What you have to do
Every record below should appear in your answer, copied exactly.
######
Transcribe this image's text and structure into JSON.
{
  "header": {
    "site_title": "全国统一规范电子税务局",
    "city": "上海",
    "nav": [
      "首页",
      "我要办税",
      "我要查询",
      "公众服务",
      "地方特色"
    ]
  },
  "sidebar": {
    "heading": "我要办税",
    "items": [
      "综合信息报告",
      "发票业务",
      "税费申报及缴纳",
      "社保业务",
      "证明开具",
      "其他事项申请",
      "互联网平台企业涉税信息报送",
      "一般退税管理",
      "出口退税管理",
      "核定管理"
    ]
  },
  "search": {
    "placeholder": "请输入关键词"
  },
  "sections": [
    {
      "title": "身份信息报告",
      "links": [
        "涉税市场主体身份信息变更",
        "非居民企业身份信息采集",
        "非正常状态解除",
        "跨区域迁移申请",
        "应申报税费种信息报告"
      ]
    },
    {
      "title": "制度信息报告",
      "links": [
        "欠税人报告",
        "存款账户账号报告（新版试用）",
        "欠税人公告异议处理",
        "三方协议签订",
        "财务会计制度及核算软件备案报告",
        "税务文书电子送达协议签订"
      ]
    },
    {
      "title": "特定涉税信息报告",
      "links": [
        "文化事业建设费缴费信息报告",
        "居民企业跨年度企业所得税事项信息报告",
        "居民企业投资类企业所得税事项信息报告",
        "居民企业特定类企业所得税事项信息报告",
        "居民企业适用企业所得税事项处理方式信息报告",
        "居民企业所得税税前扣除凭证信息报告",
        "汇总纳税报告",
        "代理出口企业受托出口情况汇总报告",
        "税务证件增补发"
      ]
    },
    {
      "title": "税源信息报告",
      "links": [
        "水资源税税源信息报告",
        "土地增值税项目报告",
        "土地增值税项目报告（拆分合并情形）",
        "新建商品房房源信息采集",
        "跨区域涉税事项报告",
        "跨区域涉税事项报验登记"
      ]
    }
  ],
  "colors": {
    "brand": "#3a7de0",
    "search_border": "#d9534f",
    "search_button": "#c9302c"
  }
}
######
Response for this exercise
Transcribe this image's text and structure into JSON.
{
  "header": {
    "site_title": "全国统一规范电子税务局",
    "city": "上海",
    "nav": [
      "首页",
      "我要办税",
      "我要查询",
      "公众服务",
      "地方特色"
    ]
  },
  "sidebar": {
    "heading": "我要办税",
    "items": [
      "综合信息报告",
      "发票业务",
      "税费申报及缴纳",
      "社保业务",
      "证明开具",
      "其他事项申请",
      "互联网平台企业涉税信息报送",
      "一般退税管理",
      "出口退税管理",
      "核定管理"
    ]
  },
  "search": {
    "placeholder": "请输入关键词"
  },
  "sections": [
    {
      "title": "身份信息报告",
      "links": [
        "涉税市场主体身份信息变更",
        "非居民企业身份信息采集",
        "非正常状态解除",
        "跨区域迁移申请",
        "应申报税费种信息报告"
      ]
    },
    {
      "title": "制度信息报告",
      "links": [
        "欠税人报告",
        "存款账户账号报告（新版试用）",
        "欠税人公告异议处理",
        "三方协议签订",
        "财务会计制度及核算软件备案报告",
        "税务文书电子送达协议签订"
      ]
    },
    {
      "title": "特定涉税信息报告",
      "links": [
        "文化事业建设费缴费信息报告",
        "居民企业跨年度企业所得税事项信息报告",
        "居民企业投资类企业所得税事项信息报告",
        "居民企业特定类企业所得税事项信息报告",
        "居民企业适用企业所得税事项处理方式信息报告",
        "居民企业所得税税前扣除凭证信息报告",
        "汇总纳税报告",
        "代理出口企业受托出口情况汇总报告",
        "税务证件增补发"
      ]
    },
    {
      "title": "税源信息报告",
      "links": [
        "水资源税税源信息报告",
        "土地增值税项目报告",
        "土地增值税项目报告（拆分合并情形）",
        "新建商品房房源信息采集",
        "跨区域涉税事项报告",
        "跨区域涉税事项报验登记"
      ]
    }
  ],
  "colors": {
    "brand": "#3a7de0",
    "search_border": "#d9534f",
    "search_button": "#c9302c"
  }
}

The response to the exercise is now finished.